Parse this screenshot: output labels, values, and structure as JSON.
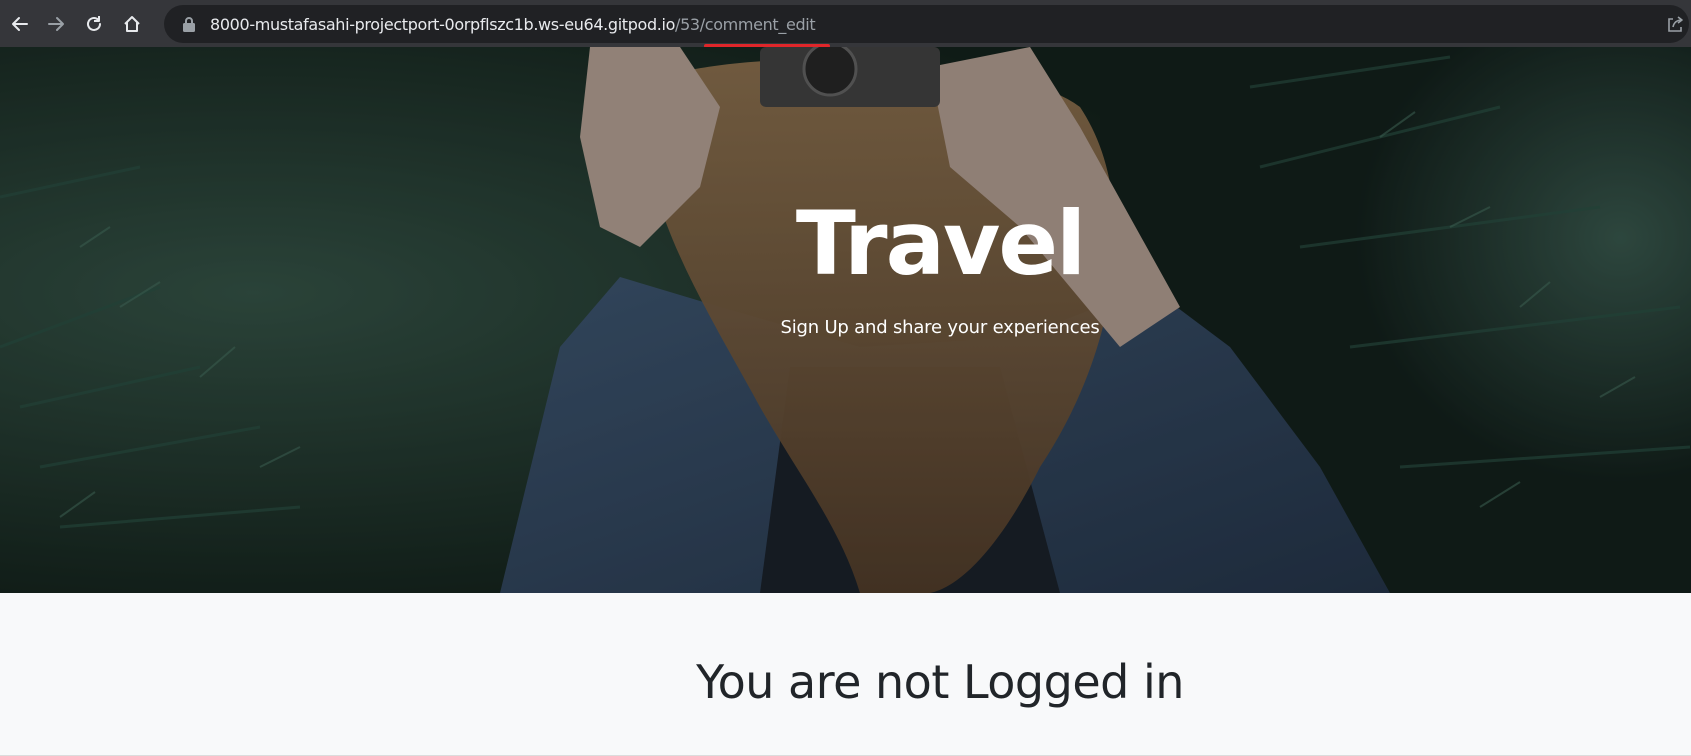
{
  "browser": {
    "url_host": "8000-mustafasahi-projectport-0orpflszc1b.ws-eu64.gitpod.io",
    "url_path": "/53/comment_edit",
    "icons": [
      "back-arrow-icon",
      "forward-arrow-icon",
      "reload-icon",
      "home-icon",
      "lock-icon",
      "share-icon"
    ],
    "highlight_color": "#e0262a"
  },
  "hero": {
    "title": "Travel",
    "subtitle": "Sign Up and share your experiences"
  },
  "main": {
    "message": "You are not Logged in"
  },
  "colors": {
    "toolbar_bg": "#35363a",
    "omnibox_bg": "#202124",
    "content_bg": "#f8f9fa",
    "text_dark": "#212529"
  }
}
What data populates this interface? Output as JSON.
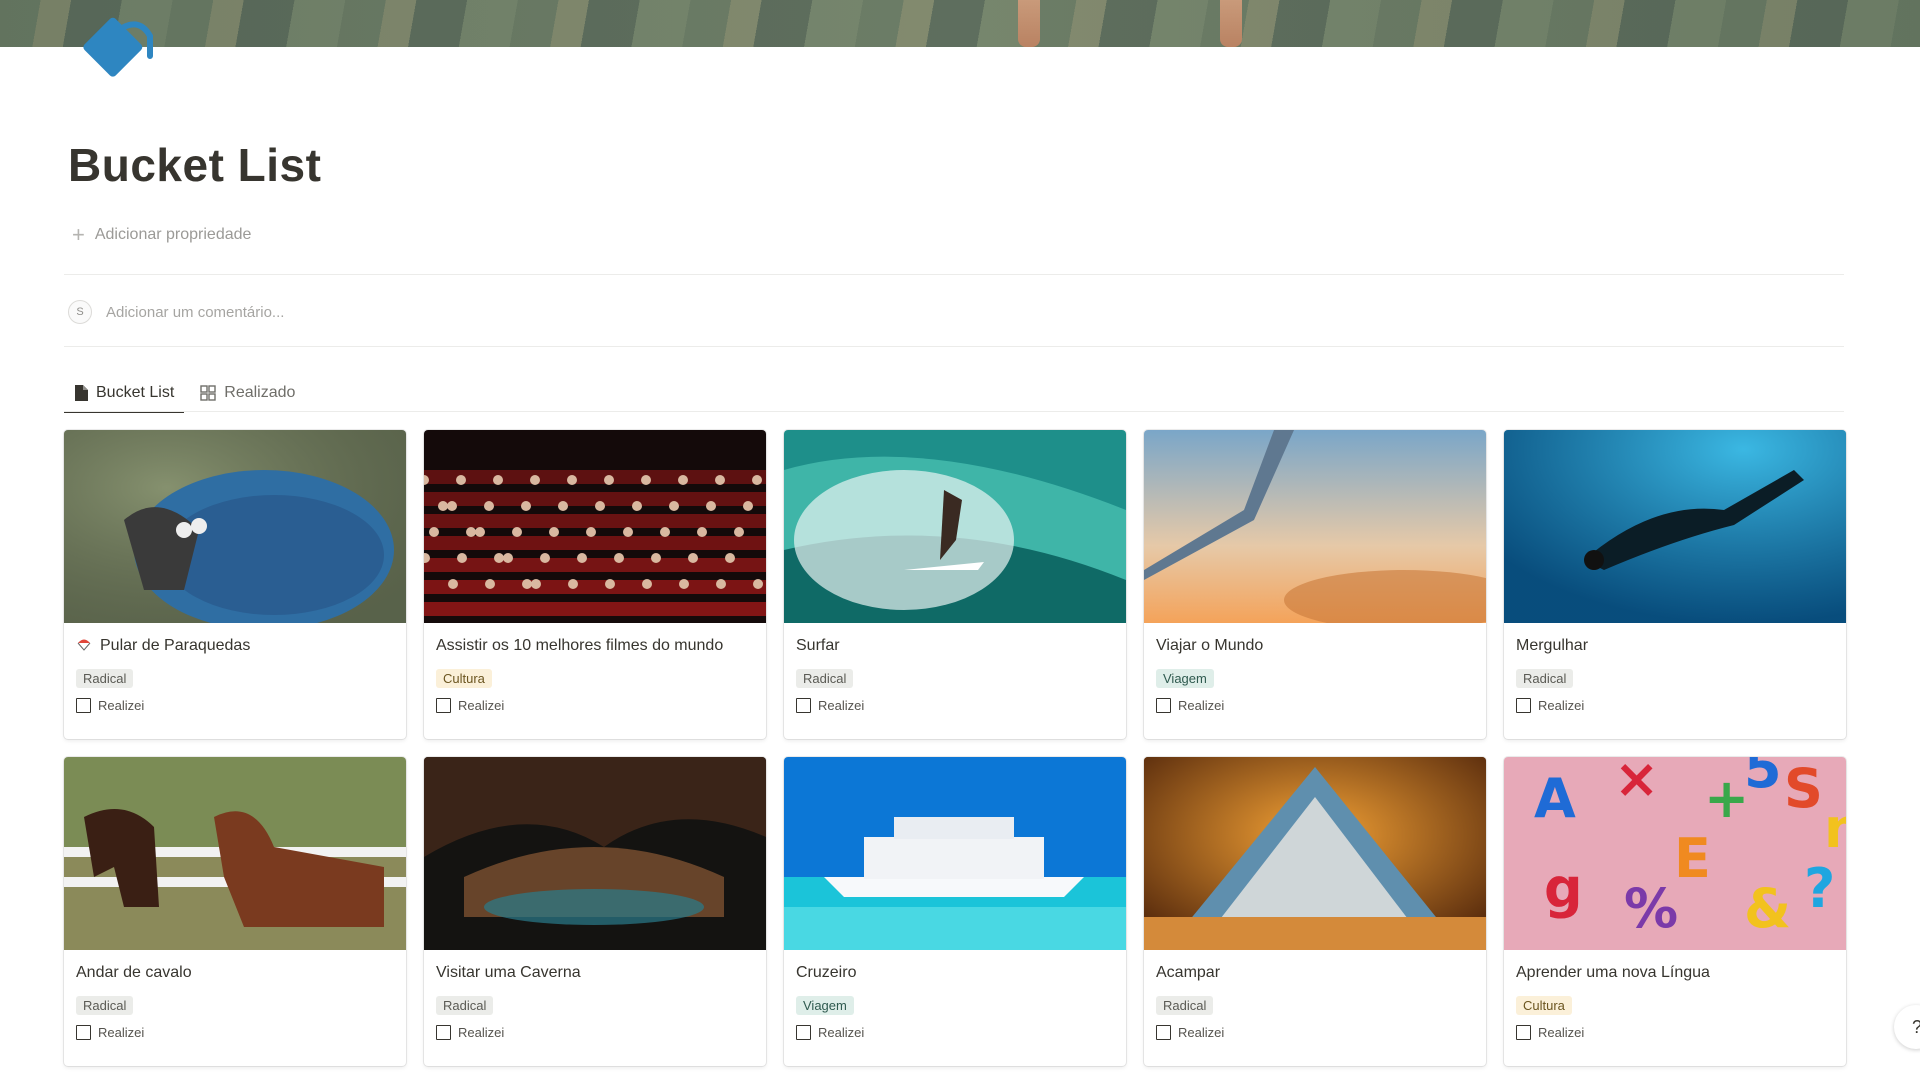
{
  "page": {
    "title": "Bucket List",
    "add_property": "Adicionar propriedade",
    "comment_placeholder": "Adicionar um comentário...",
    "avatar_initial": "S"
  },
  "tabs": [
    {
      "label": "Bucket List",
      "icon": "document-icon",
      "active": true
    },
    {
      "label": "Realizado",
      "icon": "gallery-icon",
      "active": false
    }
  ],
  "colors": {
    "Radical": {
      "bg": "#ebece9",
      "fg": "#5a5a54"
    },
    "Cultura": {
      "bg": "#fbf0d9",
      "fg": "#6b5520"
    },
    "Viagem": {
      "bg": "#dfeee9",
      "fg": "#2f5a4f"
    }
  },
  "cards": [
    {
      "title": "Pular de Paraquedas",
      "icon": "parachute-icon",
      "tag": "Radical",
      "check_label": "Realizei",
      "checked": false,
      "image": "paragliding"
    },
    {
      "title": "Assistir os 10 melhores filmes do mundo",
      "tag": "Cultura",
      "check_label": "Realizei",
      "checked": false,
      "image": "cinema"
    },
    {
      "title": "Surfar",
      "tag": "Radical",
      "check_label": "Realizei",
      "checked": false,
      "image": "surf"
    },
    {
      "title": "Viajar o Mundo",
      "tag": "Viagem",
      "check_label": "Realizei",
      "checked": false,
      "image": "airplane"
    },
    {
      "title": "Mergulhar",
      "tag": "Radical",
      "check_label": "Realizei",
      "checked": false,
      "image": "diving"
    },
    {
      "title": "Andar de cavalo",
      "tag": "Radical",
      "check_label": "Realizei",
      "checked": false,
      "image": "horses"
    },
    {
      "title": "Visitar uma Caverna",
      "tag": "Radical",
      "check_label": "Realizei",
      "checked": false,
      "image": "cave"
    },
    {
      "title": "Cruzeiro",
      "tag": "Viagem",
      "check_label": "Realizei",
      "checked": false,
      "image": "cruise"
    },
    {
      "title": "Acampar",
      "tag": "Radical",
      "check_label": "Realizei",
      "checked": false,
      "image": "tent"
    },
    {
      "title": "Aprender uma nova Língua",
      "tag": "Cultura",
      "check_label": "Realizei",
      "checked": false,
      "image": "letters"
    }
  ],
  "help_label": "?"
}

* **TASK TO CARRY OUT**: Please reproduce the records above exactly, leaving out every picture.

* **YOUR RESPONSE**:
Parse this screenshot: output labels, values, and structure as JSON.
{
  "browser": {
    "url_host": "8000-mustafasahi-projectport-0orpflszc1b.ws-eu64.gitpod.io",
    "url_path": "/53/comment_edit",
    "icons": [
      "back-arrow-icon",
      "forward-arrow-icon",
      "reload-icon",
      "home-icon",
      "lock-icon",
      "share-icon"
    ],
    "highlight_color": "#e0262a"
  },
  "hero": {
    "title": "Travel",
    "subtitle": "Sign Up and share your experiences"
  },
  "main": {
    "message": "You are not Logged in"
  },
  "colors": {
    "toolbar_bg": "#35363a",
    "omnibox_bg": "#202124",
    "content_bg": "#f8f9fa",
    "text_dark": "#212529"
  }
}
What data populates this interface? Output as JSON.
{
  "page": {
    "title": "Bucket List",
    "add_property": "Adicionar propriedade",
    "comment_placeholder": "Adicionar um comentário...",
    "avatar_initial": "S"
  },
  "tabs": [
    {
      "label": "Bucket List",
      "icon": "document-icon",
      "active": true
    },
    {
      "label": "Realizado",
      "icon": "gallery-icon",
      "active": false
    }
  ],
  "colors": {
    "Radical": {
      "bg": "#ebece9",
      "fg": "#5a5a54"
    },
    "Cultura": {
      "bg": "#fbf0d9",
      "fg": "#6b5520"
    },
    "Viagem": {
      "bg": "#dfeee9",
      "fg": "#2f5a4f"
    }
  },
  "cards": [
    {
      "title": "Pular de Paraquedas",
      "icon": "parachute-icon",
      "tag": "Radical",
      "check_label": "Realizei",
      "checked": false,
      "image": "paragliding"
    },
    {
      "title": "Assistir os 10 melhores filmes do mundo",
      "tag": "Cultura",
      "check_label": "Realizei",
      "checked": false,
      "image": "cinema"
    },
    {
      "title": "Surfar",
      "tag": "Radical",
      "check_label": "Realizei",
      "checked": false,
      "image": "surf"
    },
    {
      "title": "Viajar o Mundo",
      "tag": "Viagem",
      "check_label": "Realizei",
      "checked": false,
      "image": "airplane"
    },
    {
      "title": "Mergulhar",
      "tag": "Radical",
      "check_label": "Realizei",
      "checked": false,
      "image": "diving"
    },
    {
      "title": "Andar de cavalo",
      "tag": "Radical",
      "check_label": "Realizei",
      "checked": false,
      "image": "horses"
    },
    {
      "title": "Visitar uma Caverna",
      "tag": "Radical",
      "check_label": "Realizei",
      "checked": false,
      "image": "cave"
    },
    {
      "title": "Cruzeiro",
      "tag": "Viagem",
      "check_label": "Realizei",
      "checked": false,
      "image": "cruise"
    },
    {
      "title": "Acampar",
      "tag": "Radical",
      "check_label": "Realizei",
      "checked": false,
      "image": "tent"
    },
    {
      "title": "Aprender uma nova Língua",
      "tag": "Cultura",
      "check_label": "Realizei",
      "checked": false,
      "image": "letters"
    }
  ],
  "help_label": "?"
}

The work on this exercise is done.